---------- INPUT

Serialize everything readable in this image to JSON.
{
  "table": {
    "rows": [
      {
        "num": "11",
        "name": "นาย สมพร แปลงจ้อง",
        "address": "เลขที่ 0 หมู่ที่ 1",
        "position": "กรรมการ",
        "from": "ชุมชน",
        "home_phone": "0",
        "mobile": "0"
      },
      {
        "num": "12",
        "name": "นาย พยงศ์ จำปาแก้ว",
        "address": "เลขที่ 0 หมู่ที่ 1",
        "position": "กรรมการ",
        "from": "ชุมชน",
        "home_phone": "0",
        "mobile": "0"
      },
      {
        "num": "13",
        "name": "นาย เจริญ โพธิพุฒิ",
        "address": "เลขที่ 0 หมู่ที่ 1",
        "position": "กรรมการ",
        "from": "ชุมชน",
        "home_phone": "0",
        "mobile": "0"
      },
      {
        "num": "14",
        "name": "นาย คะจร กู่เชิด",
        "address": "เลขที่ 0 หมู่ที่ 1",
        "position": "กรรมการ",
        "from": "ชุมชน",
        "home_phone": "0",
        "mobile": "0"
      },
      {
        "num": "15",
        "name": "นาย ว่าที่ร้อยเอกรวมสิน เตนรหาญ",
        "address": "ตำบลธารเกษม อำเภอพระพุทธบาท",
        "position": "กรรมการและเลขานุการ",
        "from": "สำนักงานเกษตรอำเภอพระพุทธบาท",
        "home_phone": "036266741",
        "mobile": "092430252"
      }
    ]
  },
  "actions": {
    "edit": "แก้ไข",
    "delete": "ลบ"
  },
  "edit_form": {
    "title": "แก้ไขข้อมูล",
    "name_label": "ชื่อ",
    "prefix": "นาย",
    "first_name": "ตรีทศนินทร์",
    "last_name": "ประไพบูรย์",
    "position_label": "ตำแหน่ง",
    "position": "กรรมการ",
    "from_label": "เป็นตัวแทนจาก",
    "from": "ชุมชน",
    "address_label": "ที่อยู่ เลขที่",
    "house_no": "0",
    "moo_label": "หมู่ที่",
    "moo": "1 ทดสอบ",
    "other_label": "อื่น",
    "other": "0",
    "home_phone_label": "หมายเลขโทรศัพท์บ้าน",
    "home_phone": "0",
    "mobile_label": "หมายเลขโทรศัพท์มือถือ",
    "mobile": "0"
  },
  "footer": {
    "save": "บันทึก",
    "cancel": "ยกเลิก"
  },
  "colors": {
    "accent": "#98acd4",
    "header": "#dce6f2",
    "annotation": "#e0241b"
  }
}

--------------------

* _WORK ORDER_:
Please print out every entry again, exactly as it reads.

* _YOUR RESPONSE_:
Serialize everything readable in this image to JSON.
{
  "table": {
    "rows": [
      {
        "num": "11",
        "name": "นาย สมพร แปลงจ้อง",
        "address": "เลขที่ 0 หมู่ที่ 1",
        "position": "กรรมการ",
        "from": "ชุมชน",
        "home_phone": "0",
        "mobile": "0"
      },
      {
        "num": "12",
        "name": "นาย พยงศ์ จำปาแก้ว",
        "address": "เลขที่ 0 หมู่ที่ 1",
        "position": "กรรมการ",
        "from": "ชุมชน",
        "home_phone": "0",
        "mobile": "0"
      },
      {
        "num": "13",
        "name": "นาย เจริญ โพธิพุฒิ",
        "address": "เลขที่ 0 หมู่ที่ 1",
        "position": "กรรมการ",
        "from": "ชุมชน",
        "home_phone": "0",
        "mobile": "0"
      },
      {
        "num": "14",
        "name": "นาย คะจร กู่เชิด",
        "address": "เลขที่ 0 หมู่ที่ 1",
        "position": "กรรมการ",
        "from": "ชุมชน",
        "home_phone": "0",
        "mobile": "0"
      },
      {
        "num": "15",
        "name": "นาย ว่าที่ร้อยเอกรวมสิน เตนรหาญ",
        "address": "ตำบลธารเกษม อำเภอพระพุทธบาท",
        "position": "กรรมการและเลขานุการ",
        "from": "สำนักงานเกษตรอำเภอพระพุทธบาท",
        "home_phone": "036266741",
        "mobile": "092430252"
      }
    ]
  },
  "actions": {
    "edit": "แก้ไข",
    "delete": "ลบ"
  },
  "edit_form": {
    "title": "แก้ไขข้อมูล",
    "name_label": "ชื่อ",
    "prefix": "นาย",
    "first_name": "ตรีทศนินทร์",
    "last_name": "ประไพบูรย์",
    "position_label": "ตำแหน่ง",
    "position": "กรรมการ",
    "from_label": "เป็นตัวแทนจาก",
    "from": "ชุมชน",
    "address_label": "ที่อยู่ เลขที่",
    "house_no": "0",
    "moo_label": "หมู่ที่",
    "moo": "1 ทดสอบ",
    "other_label": "อื่น",
    "other": "0",
    "home_phone_label": "หมายเลขโทรศัพท์บ้าน",
    "home_phone": "0",
    "mobile_label": "หมายเลขโทรศัพท์มือถือ",
    "mobile": "0"
  },
  "footer": {
    "save": "บันทึก",
    "cancel": "ยกเลิก"
  },
  "colors": {
    "accent": "#98acd4",
    "header": "#dce6f2",
    "annotation": "#e0241b"
  }
}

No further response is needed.